■ Listed entries ■
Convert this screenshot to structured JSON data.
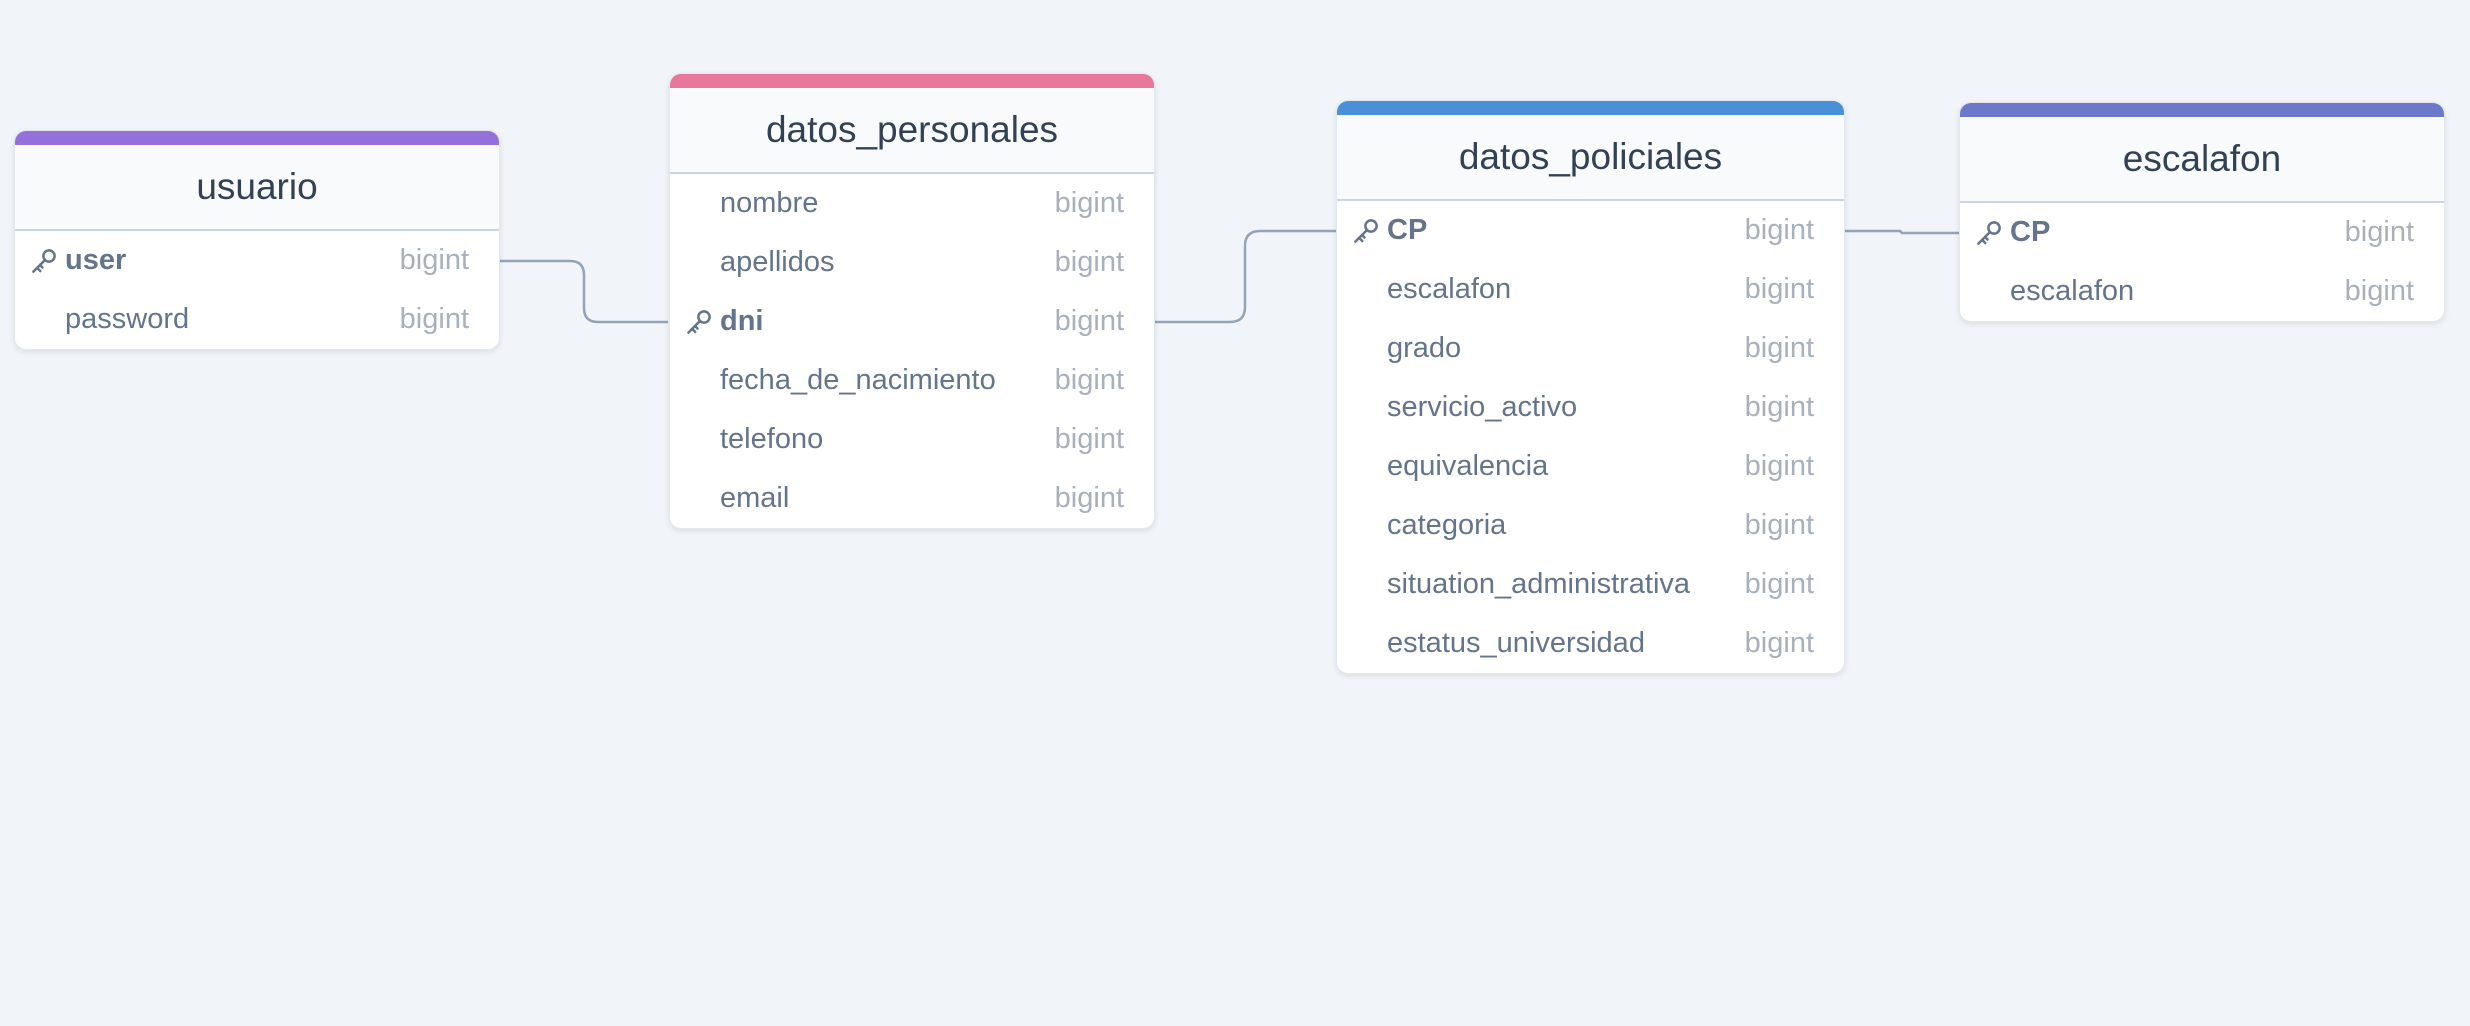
{
  "colors": {
    "background": "#f1f5f9",
    "connector": "#94a3b8",
    "usuario_accent": "#9370db",
    "datos_personales_accent": "#e8779b",
    "datos_policiales_accent": "#4a90d9",
    "escalafon_accent": "#6c78c8"
  },
  "tables": {
    "usuario": {
      "name": "usuario",
      "fields": [
        {
          "name": "user",
          "type": "bigint",
          "pk": true
        },
        {
          "name": "password",
          "type": "bigint",
          "pk": false
        }
      ]
    },
    "datos_personales": {
      "name": "datos_personales",
      "fields": [
        {
          "name": "nombre",
          "type": "bigint",
          "pk": false
        },
        {
          "name": "apellidos",
          "type": "bigint",
          "pk": false
        },
        {
          "name": "dni",
          "type": "bigint",
          "pk": true
        },
        {
          "name": "fecha_de_nacimiento",
          "type": "bigint",
          "pk": false
        },
        {
          "name": "telefono",
          "type": "bigint",
          "pk": false
        },
        {
          "name": "email",
          "type": "bigint",
          "pk": false
        }
      ]
    },
    "datos_policiales": {
      "name": "datos_policiales",
      "fields": [
        {
          "name": "CP",
          "type": "bigint",
          "pk": true
        },
        {
          "name": "escalafon",
          "type": "bigint",
          "pk": false
        },
        {
          "name": "grado",
          "type": "bigint",
          "pk": false
        },
        {
          "name": "servicio_activo",
          "type": "bigint",
          "pk": false
        },
        {
          "name": "equivalencia",
          "type": "bigint",
          "pk": false
        },
        {
          "name": "categoria",
          "type": "bigint",
          "pk": false
        },
        {
          "name": "situation_administrativa",
          "type": "bigint",
          "pk": false
        },
        {
          "name": "estatus_universidad",
          "type": "bigint",
          "pk": false
        }
      ]
    },
    "escalafon": {
      "name": "escalafon",
      "fields": [
        {
          "name": "CP",
          "type": "bigint",
          "pk": true
        },
        {
          "name": "escalafon",
          "type": "bigint",
          "pk": false
        }
      ]
    }
  }
}
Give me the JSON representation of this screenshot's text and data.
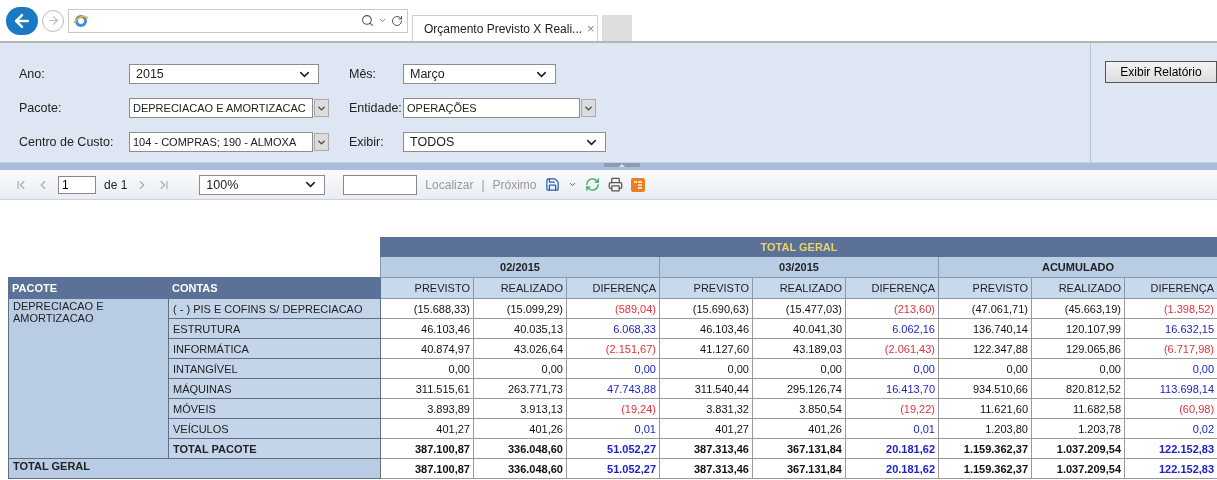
{
  "browser": {
    "tab_title": "Orçamento Previsto X Reali...",
    "tab_close": "×"
  },
  "parameter_rows": [
    [
      {
        "label": "Ano:",
        "value": "2015",
        "kind": "select"
      },
      {
        "label": "Mês:",
        "value": "Março",
        "kind": "select"
      }
    ],
    [
      {
        "label": "Pacote:",
        "value": "DEPRECIACAO E AMORTIZACAC",
        "kind": "multiselect"
      },
      {
        "label": "Entidade:",
        "value": "OPERAÇÕES",
        "kind": "multiselect"
      }
    ],
    [
      {
        "label": "Centro de Custo:",
        "value": "104 - COMPRAS; 190 - ALMOXA",
        "kind": "multiselect"
      },
      {
        "label": "Exibir:",
        "value": "TODOS",
        "kind": "select"
      }
    ]
  ],
  "run_button": "Exibir Relatório",
  "toolbar": {
    "page": "1",
    "page_of": "de 1",
    "zoom": "100%",
    "find_link": "Localizar",
    "separator": "|",
    "next_link": "Próximo"
  },
  "report": {
    "title": "TOTAL GERAL",
    "periods": [
      {
        "label": "02/2015",
        "measures": [
          "PREVISTO",
          "REALIZADO",
          "DIFERENÇA"
        ]
      },
      {
        "label": "03/2015",
        "measures": [
          "PREVISTO",
          "REALIZADO",
          "DIFERENÇA"
        ]
      },
      {
        "label": "ACUMULADO",
        "measures": [
          "PREVISTO",
          "REALIZADO",
          "DIFERENÇA"
        ]
      }
    ],
    "row_headers": [
      "PACOTE",
      "CONTAS"
    ],
    "package": "DEPRECIACAO E AMORTIZACAO",
    "rows": [
      {
        "account": "( - ) PIS E COFINS S/ DEPRECIACAO",
        "kind": "account",
        "negative": true,
        "groups": [
          [
            "(15.688,33)",
            "(15.099,29)",
            "(589,04)"
          ],
          [
            "(15.690,63)",
            "(15.477,03)",
            "(213,60)"
          ],
          [
            "(47.061,71)",
            "(45.663,19)",
            "(1.398,52)"
          ]
        ]
      },
      {
        "account": "ESTRUTURA",
        "kind": "account",
        "negative": false,
        "groups": [
          [
            "46.103,46",
            "40.035,13",
            "6.068,33"
          ],
          [
            "46.103,46",
            "40.041,30",
            "6.062,16"
          ],
          [
            "136.740,14",
            "120.107,99",
            "16.632,15"
          ]
        ]
      },
      {
        "account": "INFORMÁTICA",
        "kind": "account",
        "negative": true,
        "groups": [
          [
            "40.874,97",
            "43.026,64",
            "(2.151,67)"
          ],
          [
            "41.127,60",
            "43.189,03",
            "(2.061,43)"
          ],
          [
            "122.347,88",
            "129.065,86",
            "(6.717,98)"
          ]
        ]
      },
      {
        "account": "INTANGÍVEL",
        "kind": "account",
        "negative": false,
        "groups": [
          [
            "0,00",
            "0,00",
            "0,00"
          ],
          [
            "0,00",
            "0,00",
            "0,00"
          ],
          [
            "0,00",
            "0,00",
            "0,00"
          ]
        ]
      },
      {
        "account": "MÁQUINAS",
        "kind": "account",
        "negative": false,
        "groups": [
          [
            "311.515,61",
            "263.771,73",
            "47.743,88"
          ],
          [
            "311.540,44",
            "295.126,74",
            "16.413,70"
          ],
          [
            "934.510,66",
            "820.812,52",
            "113.698,14"
          ]
        ]
      },
      {
        "account": "MÓVEIS",
        "kind": "account",
        "negative": true,
        "groups": [
          [
            "3.893,89",
            "3.913,13",
            "(19,24)"
          ],
          [
            "3.831,32",
            "3.850,54",
            "(19,22)"
          ],
          [
            "11.621,60",
            "11.682,58",
            "(60,98)"
          ]
        ]
      },
      {
        "account": "VEÍCULOS",
        "kind": "account",
        "negative": false,
        "groups": [
          [
            "401,27",
            "401,26",
            "0,01"
          ],
          [
            "401,27",
            "401,26",
            "0,01"
          ],
          [
            "1.203,80",
            "1.203,78",
            "0,02"
          ]
        ]
      },
      {
        "account": "TOTAL PACOTE",
        "kind": "subtotal",
        "negative": false,
        "groups": [
          [
            "387.100,87",
            "336.048,60",
            "51.052,27"
          ],
          [
            "387.313,46",
            "367.131,84",
            "20.181,62"
          ],
          [
            "1.159.362,37",
            "1.037.209,54",
            "122.152,83"
          ]
        ]
      }
    ],
    "grand_total": {
      "label": "TOTAL GERAL",
      "negative": false,
      "groups": [
        [
          "387.100,87",
          "336.048,60",
          "51.052,27"
        ],
        [
          "387.313,46",
          "367.131,84",
          "20.181,62"
        ],
        [
          "1.159.362,37",
          "1.037.209,54",
          "122.152,83"
        ]
      ]
    }
  }
}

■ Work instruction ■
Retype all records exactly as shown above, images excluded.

■ Answer box ■
Convert this screenshot to structured JSON data.
{
  "colors": {
    "background": "#f1f5f9",
    "connector": "#94a3b8",
    "usuario_accent": "#9370db",
    "datos_personales_accent": "#e8779b",
    "datos_policiales_accent": "#4a90d9",
    "escalafon_accent": "#6c78c8"
  },
  "tables": {
    "usuario": {
      "name": "usuario",
      "fields": [
        {
          "name": "user",
          "type": "bigint",
          "pk": true
        },
        {
          "name": "password",
          "type": "bigint",
          "pk": false
        }
      ]
    },
    "datos_personales": {
      "name": "datos_personales",
      "fields": [
        {
          "name": "nombre",
          "type": "bigint",
          "pk": false
        },
        {
          "name": "apellidos",
          "type": "bigint",
          "pk": false
        },
        {
          "name": "dni",
          "type": "bigint",
          "pk": true
        },
        {
          "name": "fecha_de_nacimiento",
          "type": "bigint",
          "pk": false
        },
        {
          "name": "telefono",
          "type": "bigint",
          "pk": false
        },
        {
          "name": "email",
          "type": "bigint",
          "pk": false
        }
      ]
    },
    "datos_policiales": {
      "name": "datos_policiales",
      "fields": [
        {
          "name": "CP",
          "type": "bigint",
          "pk": true
        },
        {
          "name": "escalafon",
          "type": "bigint",
          "pk": false
        },
        {
          "name": "grado",
          "type": "bigint",
          "pk": false
        },
        {
          "name": "servicio_activo",
          "type": "bigint",
          "pk": false
        },
        {
          "name": "equivalencia",
          "type": "bigint",
          "pk": false
        },
        {
          "name": "categoria",
          "type": "bigint",
          "pk": false
        },
        {
          "name": "situation_administrativa",
          "type": "bigint",
          "pk": false
        },
        {
          "name": "estatus_universidad",
          "type": "bigint",
          "pk": false
        }
      ]
    },
    "escalafon": {
      "name": "escalafon",
      "fields": [
        {
          "name": "CP",
          "type": "bigint",
          "pk": true
        },
        {
          "name": "escalafon",
          "type": "bigint",
          "pk": false
        }
      ]
    }
  }
}
Give me the JSON representation of this screenshot's text and data.
{
  "browser": {
    "tab_title": "Orçamento Previsto X Reali...",
    "tab_close": "×"
  },
  "parameter_rows": [
    [
      {
        "label": "Ano:",
        "value": "2015",
        "kind": "select"
      },
      {
        "label": "Mês:",
        "value": "Março",
        "kind": "select"
      }
    ],
    [
      {
        "label": "Pacote:",
        "value": "DEPRECIACAO E AMORTIZACAC",
        "kind": "multiselect"
      },
      {
        "label": "Entidade:",
        "value": "OPERAÇÕES",
        "kind": "multiselect"
      }
    ],
    [
      {
        "label": "Centro de Custo:",
        "value": "104 - COMPRAS; 190 - ALMOXA",
        "kind": "multiselect"
      },
      {
        "label": "Exibir:",
        "value": "TODOS",
        "kind": "select"
      }
    ]
  ],
  "run_button": "Exibir Relatório",
  "toolbar": {
    "page": "1",
    "page_of": "de 1",
    "zoom": "100%",
    "find_link": "Localizar",
    "separator": "|",
    "next_link": "Próximo"
  },
  "report": {
    "title": "TOTAL GERAL",
    "periods": [
      {
        "label": "02/2015",
        "measures": [
          "PREVISTO",
          "REALIZADO",
          "DIFERENÇA"
        ]
      },
      {
        "label": "03/2015",
        "measures": [
          "PREVISTO",
          "REALIZADO",
          "DIFERENÇA"
        ]
      },
      {
        "label": "ACUMULADO",
        "measures": [
          "PREVISTO",
          "REALIZADO",
          "DIFERENÇA"
        ]
      }
    ],
    "row_headers": [
      "PACOTE",
      "CONTAS"
    ],
    "package": "DEPRECIACAO E AMORTIZACAO",
    "rows": [
      {
        "account": "( - ) PIS E COFINS S/ DEPRECIACAO",
        "kind": "account",
        "negative": true,
        "groups": [
          [
            "(15.688,33)",
            "(15.099,29)",
            "(589,04)"
          ],
          [
            "(15.690,63)",
            "(15.477,03)",
            "(213,60)"
          ],
          [
            "(47.061,71)",
            "(45.663,19)",
            "(1.398,52)"
          ]
        ]
      },
      {
        "account": "ESTRUTURA",
        "kind": "account",
        "negative": false,
        "groups": [
          [
            "46.103,46",
            "40.035,13",
            "6.068,33"
          ],
          [
            "46.103,46",
            "40.041,30",
            "6.062,16"
          ],
          [
            "136.740,14",
            "120.107,99",
            "16.632,15"
          ]
        ]
      },
      {
        "account": "INFORMÁTICA",
        "kind": "account",
        "negative": true,
        "groups": [
          [
            "40.874,97",
            "43.026,64",
            "(2.151,67)"
          ],
          [
            "41.127,60",
            "43.189,03",
            "(2.061,43)"
          ],
          [
            "122.347,88",
            "129.065,86",
            "(6.717,98)"
          ]
        ]
      },
      {
        "account": "INTANGÍVEL",
        "kind": "account",
        "negative": false,
        "groups": [
          [
            "0,00",
            "0,00",
            "0,00"
          ],
          [
            "0,00",
            "0,00",
            "0,00"
          ],
          [
            "0,00",
            "0,00",
            "0,00"
          ]
        ]
      },
      {
        "account": "MÁQUINAS",
        "kind": "account",
        "negative": false,
        "groups": [
          [
            "311.515,61",
            "263.771,73",
            "47.743,88"
          ],
          [
            "311.540,44",
            "295.126,74",
            "16.413,70"
          ],
          [
            "934.510,66",
            "820.812,52",
            "113.698,14"
          ]
        ]
      },
      {
        "account": "MÓVEIS",
        "kind": "account",
        "negative": true,
        "groups": [
          [
            "3.893,89",
            "3.913,13",
            "(19,24)"
          ],
          [
            "3.831,32",
            "3.850,54",
            "(19,22)"
          ],
          [
            "11.621,60",
            "11.682,58",
            "(60,98)"
          ]
        ]
      },
      {
        "account": "VEÍCULOS",
        "kind": "account",
        "negative": false,
        "groups": [
          [
            "401,27",
            "401,26",
            "0,01"
          ],
          [
            "401,27",
            "401,26",
            "0,01"
          ],
          [
            "1.203,80",
            "1.203,78",
            "0,02"
          ]
        ]
      },
      {
        "account": "TOTAL PACOTE",
        "kind": "subtotal",
        "negative": false,
        "groups": [
          [
            "387.100,87",
            "336.048,60",
            "51.052,27"
          ],
          [
            "387.313,46",
            "367.131,84",
            "20.181,62"
          ],
          [
            "1.159.362,37",
            "1.037.209,54",
            "122.152,83"
          ]
        ]
      }
    ],
    "grand_total": {
      "label": "TOTAL GERAL",
      "negative": false,
      "groups": [
        [
          "387.100,87",
          "336.048,60",
          "51.052,27"
        ],
        [
          "387.313,46",
          "367.131,84",
          "20.181,62"
        ],
        [
          "1.159.362,37",
          "1.037.209,54",
          "122.152,83"
        ]
      ]
    }
  }
}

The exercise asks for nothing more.